Nothing is perfect, however, and in spite of the dependability of this cart, there have been a couple things I’ve had to address as glitches in R&D.  First, I purchased the Dually, which has four large wheels and tires.  This model greatly aids moving the load through mud, sand, grass, gravel, or normal trail obstructions.  The four wheels also mean you have immediate backup for flats or bearing problems.  I started getting flat tires from sand burrs.  The first thing I did was replace the thin, standard equipment tubes with thick puncture-resistance tubes.  As a further precaution, I installed tire liners like those I had purchased to stop bicycle tire flats, and put them in each of the four tires.  In the five years since, I have never experienced another flat tire.

Buffalo Gal is ready to go with a new axle, and I anticipate
no further problems.

If you order a PaddleCart now, you will not experience this last issue.  The cart was originally all aluminum, including the axle rod.  The projected load capacity, consequently, was low.  I called PaddleCart, and emailed them, saying that they needed to change to a stainless steel axle.  The weight of many boats would reach their load limits while empty, and any camping gear and provisions would make them overloaded.  My aluminum axle had been bent.  A couple paddling friends asked to borrow my cart to bring their boats from the beach, through the state park, and to the parking area.  I found out later that instead of moving them one at a time, they had erred in loading both boats on the cart at once.  I straightened the axle, but with the weakening of the axle from the metal fatigue caused by bending and straightening, particularly with aluminum, I’ve never been able to fully trust the cart since.  I knew I had to get the new stainless axle before attempting the Northern Forest Canoe Trail.   I never received any acknowledgement to my communications, and perhaps others were telling them the same thing, but they did change to a stainless axle.  As a small company, they couldn’t afford to eat the expense of a recall, but they did supply the replacement axle and carriage frame at cost.  I now have 100% confidence that I can portage indefinitely with no further concerns.  

Wednesday, May 25, 2016

Taking Buffalo Gal for a Walk

Buffalo Gal with the NFCT decal on the bow.

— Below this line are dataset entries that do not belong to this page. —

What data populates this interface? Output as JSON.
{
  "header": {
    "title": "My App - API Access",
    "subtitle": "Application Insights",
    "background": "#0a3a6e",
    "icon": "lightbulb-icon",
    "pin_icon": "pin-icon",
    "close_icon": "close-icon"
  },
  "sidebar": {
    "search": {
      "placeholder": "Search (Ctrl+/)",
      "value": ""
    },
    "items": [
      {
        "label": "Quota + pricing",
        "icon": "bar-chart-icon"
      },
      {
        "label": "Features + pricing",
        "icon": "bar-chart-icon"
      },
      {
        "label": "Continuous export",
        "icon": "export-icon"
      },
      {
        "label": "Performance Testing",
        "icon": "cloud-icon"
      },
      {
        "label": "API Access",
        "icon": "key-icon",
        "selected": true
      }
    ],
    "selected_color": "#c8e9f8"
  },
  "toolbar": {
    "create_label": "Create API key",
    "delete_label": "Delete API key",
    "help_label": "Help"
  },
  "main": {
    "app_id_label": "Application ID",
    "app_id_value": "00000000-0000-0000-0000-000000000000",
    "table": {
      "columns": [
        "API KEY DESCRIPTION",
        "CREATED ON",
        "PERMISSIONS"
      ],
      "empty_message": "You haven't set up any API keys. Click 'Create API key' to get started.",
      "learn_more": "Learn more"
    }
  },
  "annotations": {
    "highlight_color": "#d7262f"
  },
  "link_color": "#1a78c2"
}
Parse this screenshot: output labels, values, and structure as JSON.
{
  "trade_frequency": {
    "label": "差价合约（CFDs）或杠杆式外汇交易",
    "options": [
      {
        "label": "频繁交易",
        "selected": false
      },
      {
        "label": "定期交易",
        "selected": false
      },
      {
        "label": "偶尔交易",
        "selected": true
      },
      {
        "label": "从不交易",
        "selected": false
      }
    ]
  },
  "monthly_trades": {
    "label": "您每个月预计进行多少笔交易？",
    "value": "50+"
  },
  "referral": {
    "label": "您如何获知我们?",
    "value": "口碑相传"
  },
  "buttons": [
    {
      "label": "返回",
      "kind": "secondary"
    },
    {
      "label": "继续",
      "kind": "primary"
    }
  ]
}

Katina Daanen’s “Through-Paddler’s Companion” lists every portage, but more importantly, it breaks each portage into what portion is wheelable, and what is not.  She even breaks some of them down to ‘wheelable with difficulty,’ indicating where roots, rocks, or other problems may make using a cart difficult.  Unfortunately, most of the hand carries, versus portage cart carries, appear early in the trip, and one is 1.3 miles.  Later, the portages are longer, but are mostly wheelable with an appropriate cart. 

With a new hat on top, and my Keen hiking shoes on the bottom,
it was time to give it a shot.

With the canoe yoke done, it was time to make a portage and try everything out.  The wind yesterday was blowing about 20-25 mph, but I tried to make a portage as we took a break from watching the radar for tornado development.  It was like carrying a sheet of plywood on a windy day, as the wind tried to spin me and the canoe first one way, and then the other.  The pads pressed into my neck muscles and caused a lot of strain.  I went about a quarter mile, and was done.  After a bit of thought, I decided the pads must be too close, so I moved them outboard on the yoke so they had a 20 cm separation.

This morning, I tried the portage again before the wind got up to normal strength.  It was only about 15 mph.  The separation of the pads made all the difference in the world.  I walked a full mile with two short stops of 2-3 minutes to give the shoulders a break, one at a half-mile, and the second at about eight-tenths of a mile in.  I don’t know why I didn’t think of it before, but upon my return, I took a tape measure and measured the spread on the Adirondack pack canoe yoke.  It is 19 cm, so I know now I’m in the right ballpark, and am happy with the results.